perfect person to help someone else who is going through that,"
Ron says. "Or if youve been abused, or lost a child, God
can use you to help someone else in that situation. Let God take a negative
experience and bring something positive out of it."
JoAnn, having never forgotten the call to the mission field that came
while she was submerged in the floodwaters, followed her call to Tinian,
the second most populated island in the U.S. Commonwealth of the Northern
Mariana Islands. She and her husband, Reid Ellis, pastor a Micronesian
Assemblies of God church and run a Christian school on the island. They
have two daughters: Victoria, 6, and Elizabeth, 4.
Karen, also credentialed with the Assemblies of God, is a childrens
pastor at Westgate Chapel in Seattle, where she lives with her husband,
Timothy, and children Jonathan, 17, Christie, 14, and Jamie Lynn, 10.
Pictures of Stephen, Jonathan and Timothy now hang on Ron and LaVonnes
"family wall," though for 20 years they did not because the
pain was too great. "Many times I stop and look at those pictures,"
says Ron. "Sometimes I talk to them and say, One of these
days, boys, Mom and Dad are coming too. "
Perhaps the most tangible way they keep the memory of the boys alive
is through a school founded in 1977 in their honor. Memorial Christian
School, K-6, still operates out of First Assembly in Rapid City as a
living memorial to all the children killed in the Rapid City flood.
Stephen, Jonathan and Timothy will never be forgotten. "When I
reach heaven my heart will flip because Ill recognize the unison

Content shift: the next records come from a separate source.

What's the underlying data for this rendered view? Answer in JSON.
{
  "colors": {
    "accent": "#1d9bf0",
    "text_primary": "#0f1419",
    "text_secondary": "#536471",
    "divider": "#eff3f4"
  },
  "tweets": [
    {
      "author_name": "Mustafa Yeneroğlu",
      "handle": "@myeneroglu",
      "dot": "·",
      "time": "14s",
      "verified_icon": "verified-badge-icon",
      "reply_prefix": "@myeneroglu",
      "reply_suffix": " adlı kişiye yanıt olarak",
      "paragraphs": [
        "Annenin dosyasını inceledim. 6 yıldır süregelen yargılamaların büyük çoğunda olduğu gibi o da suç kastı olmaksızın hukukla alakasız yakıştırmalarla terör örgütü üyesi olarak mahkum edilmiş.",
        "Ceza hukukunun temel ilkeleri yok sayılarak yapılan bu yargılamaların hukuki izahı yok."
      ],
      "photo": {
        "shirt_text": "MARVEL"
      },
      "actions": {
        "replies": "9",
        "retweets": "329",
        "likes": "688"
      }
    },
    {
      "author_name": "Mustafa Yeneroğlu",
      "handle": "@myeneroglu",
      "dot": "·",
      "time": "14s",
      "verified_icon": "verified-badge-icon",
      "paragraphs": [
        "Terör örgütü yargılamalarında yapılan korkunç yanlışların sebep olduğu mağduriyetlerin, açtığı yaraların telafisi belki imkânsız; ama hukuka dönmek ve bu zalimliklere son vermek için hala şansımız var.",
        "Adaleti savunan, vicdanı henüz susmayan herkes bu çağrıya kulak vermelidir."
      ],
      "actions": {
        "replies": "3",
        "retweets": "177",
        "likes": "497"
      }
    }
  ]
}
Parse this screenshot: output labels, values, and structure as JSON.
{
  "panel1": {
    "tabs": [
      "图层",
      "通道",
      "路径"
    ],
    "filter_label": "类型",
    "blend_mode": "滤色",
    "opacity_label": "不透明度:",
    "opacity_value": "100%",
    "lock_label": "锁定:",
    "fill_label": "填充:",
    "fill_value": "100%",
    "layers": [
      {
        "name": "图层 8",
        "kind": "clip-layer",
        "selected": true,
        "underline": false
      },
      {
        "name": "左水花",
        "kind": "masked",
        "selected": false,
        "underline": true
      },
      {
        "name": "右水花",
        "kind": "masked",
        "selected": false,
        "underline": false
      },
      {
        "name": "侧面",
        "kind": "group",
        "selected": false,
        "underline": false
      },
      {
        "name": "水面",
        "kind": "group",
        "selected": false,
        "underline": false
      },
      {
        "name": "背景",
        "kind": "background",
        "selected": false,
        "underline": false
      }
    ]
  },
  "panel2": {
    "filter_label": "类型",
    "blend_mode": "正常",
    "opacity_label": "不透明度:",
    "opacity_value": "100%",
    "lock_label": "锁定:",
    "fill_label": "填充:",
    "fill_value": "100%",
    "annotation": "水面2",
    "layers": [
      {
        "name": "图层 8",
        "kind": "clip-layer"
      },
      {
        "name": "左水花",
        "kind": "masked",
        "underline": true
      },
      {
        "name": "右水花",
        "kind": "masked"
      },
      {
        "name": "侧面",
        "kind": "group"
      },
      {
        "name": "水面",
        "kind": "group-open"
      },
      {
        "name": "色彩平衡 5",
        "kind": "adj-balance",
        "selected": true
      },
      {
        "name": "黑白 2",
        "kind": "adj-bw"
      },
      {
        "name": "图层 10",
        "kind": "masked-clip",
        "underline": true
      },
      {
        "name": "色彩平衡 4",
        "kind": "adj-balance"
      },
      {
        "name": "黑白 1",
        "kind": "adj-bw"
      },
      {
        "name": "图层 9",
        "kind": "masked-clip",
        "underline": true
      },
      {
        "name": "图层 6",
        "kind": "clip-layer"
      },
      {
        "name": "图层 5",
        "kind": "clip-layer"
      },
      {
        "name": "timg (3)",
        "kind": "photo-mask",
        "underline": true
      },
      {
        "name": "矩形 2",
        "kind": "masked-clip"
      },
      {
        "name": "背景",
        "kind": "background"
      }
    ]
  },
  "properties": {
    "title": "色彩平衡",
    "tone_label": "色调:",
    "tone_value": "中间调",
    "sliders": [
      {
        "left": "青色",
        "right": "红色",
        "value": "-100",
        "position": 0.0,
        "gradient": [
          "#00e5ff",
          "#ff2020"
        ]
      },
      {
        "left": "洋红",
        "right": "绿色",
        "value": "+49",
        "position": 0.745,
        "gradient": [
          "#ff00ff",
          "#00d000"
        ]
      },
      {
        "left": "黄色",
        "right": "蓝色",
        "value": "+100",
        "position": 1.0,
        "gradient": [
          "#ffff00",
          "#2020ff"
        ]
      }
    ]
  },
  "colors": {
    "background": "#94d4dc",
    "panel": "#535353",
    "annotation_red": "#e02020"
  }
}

voices of my three sons," LaVonne says. "The joy will be ecstatic
all the pain of the past forgotten. Eternity will be ours."